In my last entry, I mentioned that Nimbus has now 100TB in eBay and every single TB of it is on SSDs. The full details of how the deal was trashed out are detailed here, beating the competition from NetApp and 3PAR, the incumbents.
The significance of the deal was how a full SSDs system was able to out-price the storage arrays with a hybrid of spinning disks and SSDs.
The Nimbus news just obliterated the myth that SSDs are expensive. If you do the math, perhaps the price of the entire storage systems is not the SSDs. It could be the way some vendors structure their software licensing scheme or a combination of license, support and so on.
Just last week, we were out there discussing about hard disks and SSDs. The crux of the discussion was around pricing and the customer we were speaking too was perplexed that the typical SATA disks from vendors such as HP, NetApp and so on cost a lot more than the Enterprise HDDs and SSDs you get from the distributors. Sometimes it is a factor of 3-4x.

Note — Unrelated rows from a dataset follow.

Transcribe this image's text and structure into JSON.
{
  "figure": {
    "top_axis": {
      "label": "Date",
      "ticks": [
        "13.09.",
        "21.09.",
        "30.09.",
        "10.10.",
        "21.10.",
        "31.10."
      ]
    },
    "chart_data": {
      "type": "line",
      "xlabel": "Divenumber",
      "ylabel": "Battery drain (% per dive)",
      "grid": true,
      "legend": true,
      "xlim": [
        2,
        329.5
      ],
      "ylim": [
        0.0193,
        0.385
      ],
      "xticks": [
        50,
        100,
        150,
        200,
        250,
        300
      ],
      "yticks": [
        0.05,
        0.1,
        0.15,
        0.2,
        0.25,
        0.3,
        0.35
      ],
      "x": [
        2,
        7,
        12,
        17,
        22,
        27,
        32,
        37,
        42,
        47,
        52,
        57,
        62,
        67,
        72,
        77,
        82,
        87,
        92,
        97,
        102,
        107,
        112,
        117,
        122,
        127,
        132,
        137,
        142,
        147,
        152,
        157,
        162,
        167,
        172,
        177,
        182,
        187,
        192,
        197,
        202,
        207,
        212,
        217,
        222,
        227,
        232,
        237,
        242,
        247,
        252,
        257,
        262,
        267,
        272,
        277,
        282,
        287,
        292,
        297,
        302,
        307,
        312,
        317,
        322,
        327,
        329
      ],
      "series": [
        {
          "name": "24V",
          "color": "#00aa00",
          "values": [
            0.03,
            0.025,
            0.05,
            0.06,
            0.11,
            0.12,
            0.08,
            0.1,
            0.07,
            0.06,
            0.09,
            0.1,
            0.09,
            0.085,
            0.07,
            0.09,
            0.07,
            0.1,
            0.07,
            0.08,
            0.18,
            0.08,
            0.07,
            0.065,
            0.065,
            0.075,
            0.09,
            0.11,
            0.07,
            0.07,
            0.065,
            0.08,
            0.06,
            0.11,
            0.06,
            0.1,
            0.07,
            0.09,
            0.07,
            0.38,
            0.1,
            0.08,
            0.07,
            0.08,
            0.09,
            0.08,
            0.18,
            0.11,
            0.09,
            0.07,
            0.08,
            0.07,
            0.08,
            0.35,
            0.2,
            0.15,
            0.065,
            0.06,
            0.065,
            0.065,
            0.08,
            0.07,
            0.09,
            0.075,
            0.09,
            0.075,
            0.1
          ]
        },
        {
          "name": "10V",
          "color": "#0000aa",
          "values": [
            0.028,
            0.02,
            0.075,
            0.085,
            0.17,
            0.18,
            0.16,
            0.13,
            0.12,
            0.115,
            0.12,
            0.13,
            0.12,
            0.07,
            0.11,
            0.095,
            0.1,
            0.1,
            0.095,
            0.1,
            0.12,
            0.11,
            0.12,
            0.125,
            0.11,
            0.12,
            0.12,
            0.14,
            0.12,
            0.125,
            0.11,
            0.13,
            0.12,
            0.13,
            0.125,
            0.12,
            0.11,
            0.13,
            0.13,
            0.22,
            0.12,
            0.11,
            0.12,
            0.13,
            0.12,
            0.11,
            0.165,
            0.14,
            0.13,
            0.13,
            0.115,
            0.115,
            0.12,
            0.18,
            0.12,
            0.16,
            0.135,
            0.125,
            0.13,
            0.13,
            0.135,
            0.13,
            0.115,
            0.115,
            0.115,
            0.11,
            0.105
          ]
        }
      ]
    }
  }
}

I was contributing my side of the story that one unit of 1TB SATA (mind you, this is an Enterprise-grade HDD from Seagate) from a particular vendor would cost about RM4,000 to RM5,000. The usual story that we were trained when we worked for vendors was, “Oh, these disks had to be specially provisioned with our own firmware, and we can monitor their health with our software and so on ….”. My partner chipped in and cleared the BS smoke screen and basically, the high price disks comes with high margins for the vendor to feed the entire backline of the storage product, from sales, to engineers, to engineering and so on. He hit the nail right on the head because I believe a big part of the margin of each storage systems goes back to feed the vendor’s army of people behind the product.
In my research, a 2TB enterprise-grade SATA HDDs in Malaysia is approximately RM1,000 or less. Similar a SAS HDDs would be slightly higher, by 10-15%, while an enterprise-grade SSD is about RM3,000 or less. And this is far less than what is quoted by the vendors of storage arrays.
Of course, the question would be, “can the customer put in their own hard disks or ask the vendor to purchase cheaper hard disks from a cheaper source?” Apparently not! Unless you buy low end NAS from the likes of NetGear, Synology, Drobo and many low-end storage systems. But you can’t bet your business and operations on the reliability of these storage boxes, can you? Otherwise, it’s your head on the chopping block.
Eventually, the customers will demand such a “feature”. They will want to put in their own hard disks (with proper qualification from the storage vendor) because they will want cheaper HDDs or SSDs. It is already happening with some enterprise storage vendors but these vendors are not well known yet. It is happening though. I know of one vendor in Malaysia who could do such a thing …